+++ EXERCISE INPUT +++

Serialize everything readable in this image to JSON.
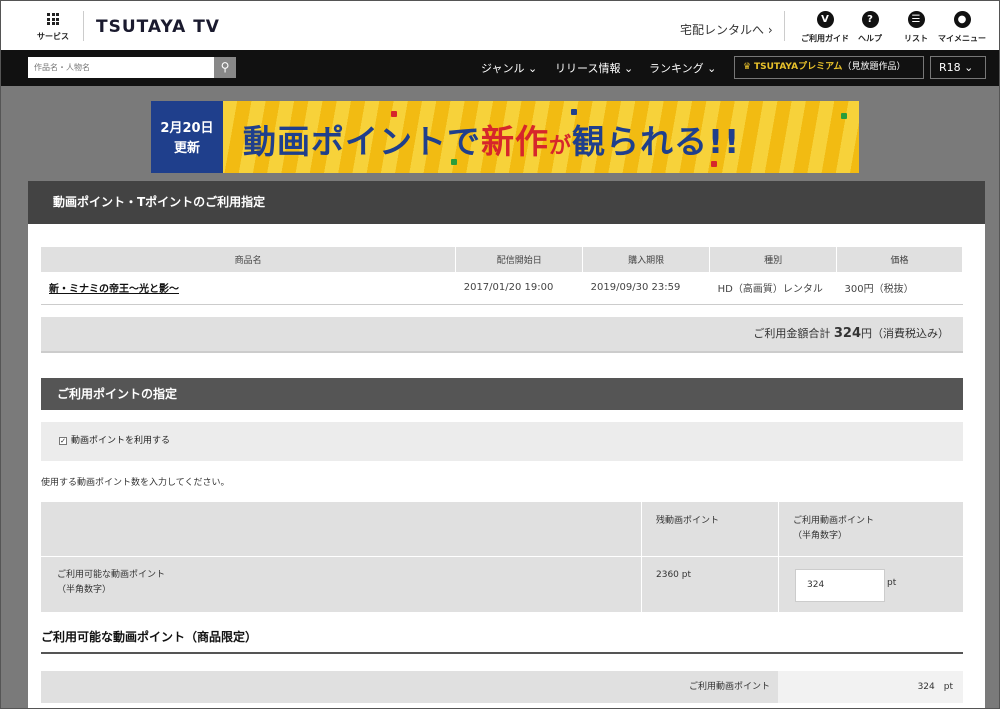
{
  "header": {
    "service_label": "サービス",
    "logo": "TSUTAYA TV",
    "takuhai_link": "宅配レンタルへ ›",
    "nav": [
      {
        "icon": "v-icon",
        "glyph": "V",
        "label": "ご利用ガイド"
      },
      {
        "icon": "help-icon",
        "glyph": "?",
        "label": "ヘルプ"
      },
      {
        "icon": "list-icon",
        "glyph": "☰",
        "label": "リスト"
      },
      {
        "icon": "user-icon",
        "glyph": "●",
        "label": "マイメニュー"
      }
    ]
  },
  "navbar": {
    "search_placeholder": "作品名・人物名",
    "search_icon": "search-icon",
    "menu": [
      "ジャンル ⌄",
      "リリース情報 ⌄",
      "ランキング ⌄"
    ],
    "premium_prefix": "TSUTAYA",
    "premium_brand": "プレミアム",
    "premium_suffix": "（見放題作品）",
    "r18": "R18 ⌄"
  },
  "banner": {
    "date_line1": "2月20日",
    "date_line2": "更新",
    "title_a": "動画ポイントで",
    "title_b": "新作",
    "title_c": "が",
    "title_d": "観られる!!"
  },
  "page": {
    "title": "動画ポイント・Tポイントのご利用指定",
    "items_table": {
      "headers": [
        "商品名",
        "配信開始日",
        "購入期限",
        "種別",
        "価格"
      ],
      "rows": [
        [
          "新・ミナミの帝王～光と影～",
          "2017/01/20 19:00",
          "2019/09/30 23:59",
          "HD（高画質）レンタル",
          "300円（税抜）"
        ]
      ]
    },
    "total_label": "ご利用金額合計",
    "total_value": "324",
    "total_unit": "円（消費税込み）",
    "points_section_title": "ご利用ポイントの指定",
    "use_points_checkbox": "動画ポイントを利用する",
    "instruction": "使用する動画ポイント数を入力してください。",
    "points_table": {
      "col_remaining": "残動画ポイント",
      "col_use_line1": "ご利用動画ポイント",
      "col_use_line2": "（半角数字）",
      "row_label_line1": "ご利用可能な動画ポイント",
      "row_label_line2": "（半角数字）",
      "remaining_value": "2360 pt",
      "input_value": "324",
      "input_unit": "pt"
    },
    "limited_title": "ご利用可能な動画ポイント（商品限定）",
    "used_label": "ご利用動画ポイント",
    "used_value": "324　pt"
  }
}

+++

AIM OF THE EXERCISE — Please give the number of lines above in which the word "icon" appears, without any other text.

ANSWER BOX — 5